Notes on the text

[Verse 1]

T. B. Tuberculosis, or 'consumption' as it was called in the 19th Century, an often mortal disease of the lungs. See Dr Gillian Sheehan’s "Kipling and Medicine". Stevenson suffered from T.B. and eventually died of it.

[Verse 3]

charabancs an early form of motor-coach, usually open with a hood, used for excursions. Charabancs figure in “Beauty-Spots” (Limits and Renewals), “The Wish House” (Debits and Credits), and "The Village that Voted the Earth was Flat" (A Diversity of Creatures).

[Verse 4]

Croydon then an airport in South London formed from two adjoining World War I military aerodroms. The first airport in the world to introduce air traffic control, in 1921. It was was replaced by Northolt Aerodrome, and later by Heathrow, Gatwick, Stansted, and London City Airports.

[Verse 6]

Nursey a childish abbreviation of 'Nurse' – in this context one trained to look after children.





"The Moral"



Publication

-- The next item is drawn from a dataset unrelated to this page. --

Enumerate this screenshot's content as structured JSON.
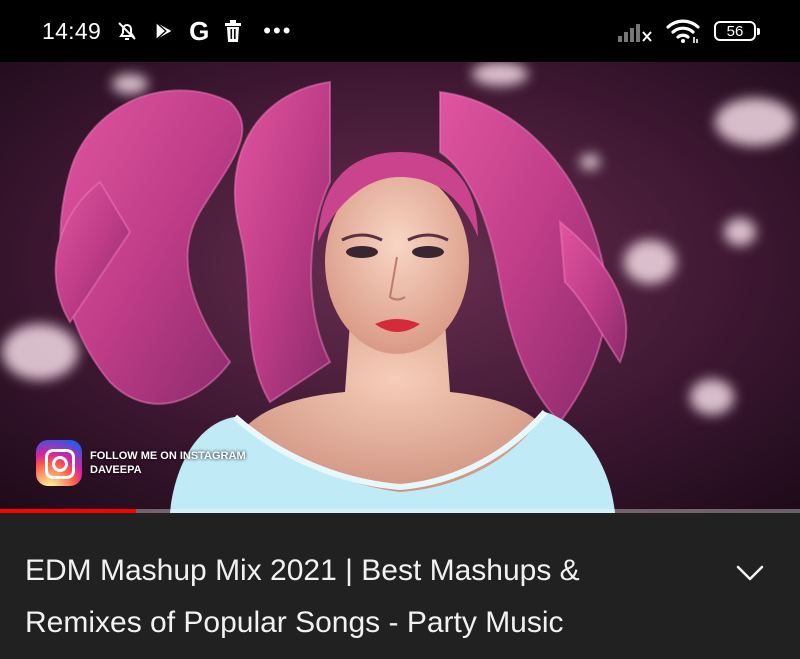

One of the second group of six, published in 1919 in The Years Between The Muse Among the Motors in vol, xxv of the Bombay Edition. Collected in the Sussex Edition vol. 35, p. 148. (ORG Verse No. 855).

After

"Author Unknown" As ORG (vol. 8, p. 5405) suggests, this piece echoes Kipling’s own “The Song of the Banjo” (1894) : 'You couldn't pack a Broadwood half a mile...'

The Theme

The Poet, assuming the voice of a motor-car, advises the driver to be alert and pay careful attention to what is going on around him, and to refrain from strong drink.

Harry Ricketts in KJ 305 comments:

Kipling is too good a sport not to include himself in this parodic motorcade, and the penultimate piece, "The Moral", appropriately spoken by the car itself and nicely guying "The Song of the Banjo", is again amongst the best.

There is the annoying note of breezy expertise ('You mustn't groom an Arab with a file'), the irritating air of demotic superiority ('You hadn't ought to tension-spring a mule'); the predilection for out-of-the-way slang ('brumby', an Australian term for a wild horse).

There is a perfect spoof Kiplingesque line: 'I'm the Mentor of banana-finMgered men!' (one worthy of the late, great comic poet Gavin Ewart, who specialised in such morsels). There is, finally, the persistent habit of wrenching commonsensical, even platitudinous, maxims from unlikely contexts and delivering them as though they were profound truths:

I will make you I know your left hand from your right.
I will teach you not to drink about your biz.
I’m the only temperance advocate in sight!
I am all the Education Act there is!
Janet Montefiore writes: 'I'm sure Harry's right about 'The Banjo', but I've also always thought this poem looks back to the "The Secret of the Machines", as well':
...We can neither love nor pity nor forgive,
If you make a slip in handling us, you die...
We are everything on earth—except The Gods'...

Notes on the text

[Title] In some earlier editions also known as "The Song of the Motor".

[Line 1] groom an Arab with a file rub a thoroughbred horse down with an abrasive instrument – or any horse, for that matter

[Line 2] tension-spring a mule a mule is the offspring of a donkey and a mare, but we have no information on the tension-spring.

[Line 3] brumby a wild horse in Australia, descended from escaped or lost horses, dating back to the first European settlers.

See “Her Majesty’s Servants” The Jungle Book p. 262, lines 7/8, in which Billy the mule, feeling insulted by the Troop Horse says: 'My father was a Southern Gentleman, and he could pull down and bite and kick into rags every horse he came across. Remember that, you big brown brumby.' Brumby means wild horse without any breeding.

[Line 6] grade the degree of slope on a road or railway. A grade of one in ten rises (or falls) one foot for every ten feet travelled. This is the the American usage for what is called 'gradient' in the United Kingdom.

[Line 11] temperance advocate Someone advising others not to drink alcohol.

[Line 12] Education Act probably the 1870 Education Act establishing School Boards to be elected by ratepayers in each district of the United Kingdom. The Poet is the only source of wisdom here.



[J McG. / J.R.]

©John McGivering and John Radcliffe 2010 All rights reserved